HSBC Banking Group, which all four lenders fall under, says the payments are as a result of an internal review which found that it had communicated poorly with some customers and that some had paid interest and charges when they shouldn’t have. Crucially, you may be eligible for both, neither or either one of the two schemes. Here’s how they work:
- The FIRST redress scheme was for compensation for poor service, and ran from October 2020 to March 2021. As MoneySavingExpert.com revealed in December 2020, some customers were posted goodwill cheques worth between £25 and £100, depending on the level of poor service. These began to be sent in late October 2020, with the last arriving in late March 2021.
HSBC won’t tell us exactly which customers in arrears were due payment under this first redress scheme or full details of what it did wrong, but it says examples of bad practice, which it compensated customers for, include poorly worded letters that didn’t engage those who might have been struggling.
- The SECOND redress scheme is to refund interest and charges, and is ongoing. Some customers who incurred interest or other fees while they were in arrears that they shouldn’t have had to pay are now having them refunded, and are also getting an additional 8% interest on top. Refunds are being sent as cheques or in some cases, if HSBC has your details, will be paid directly into your bank account. HSBC says most payments have now been made but some will continue to be paid over the coming months.
HSBC won’t tell us exactly who is affected or how much average payments are worth, but we’ve heard of refunds ranging from £245 to over £7,000.

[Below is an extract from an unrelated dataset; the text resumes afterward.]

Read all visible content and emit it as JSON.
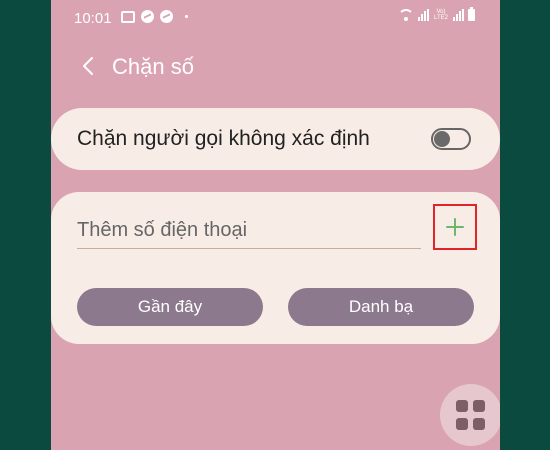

While HSBC won’t give us an indication of how many people are getting payments under the two schemes, the four brands currently have 14 million active UK customers between them – plus there are those who have already closed accounts on top. If you’re struggling with arrears and need help, see our Debt Problems guide.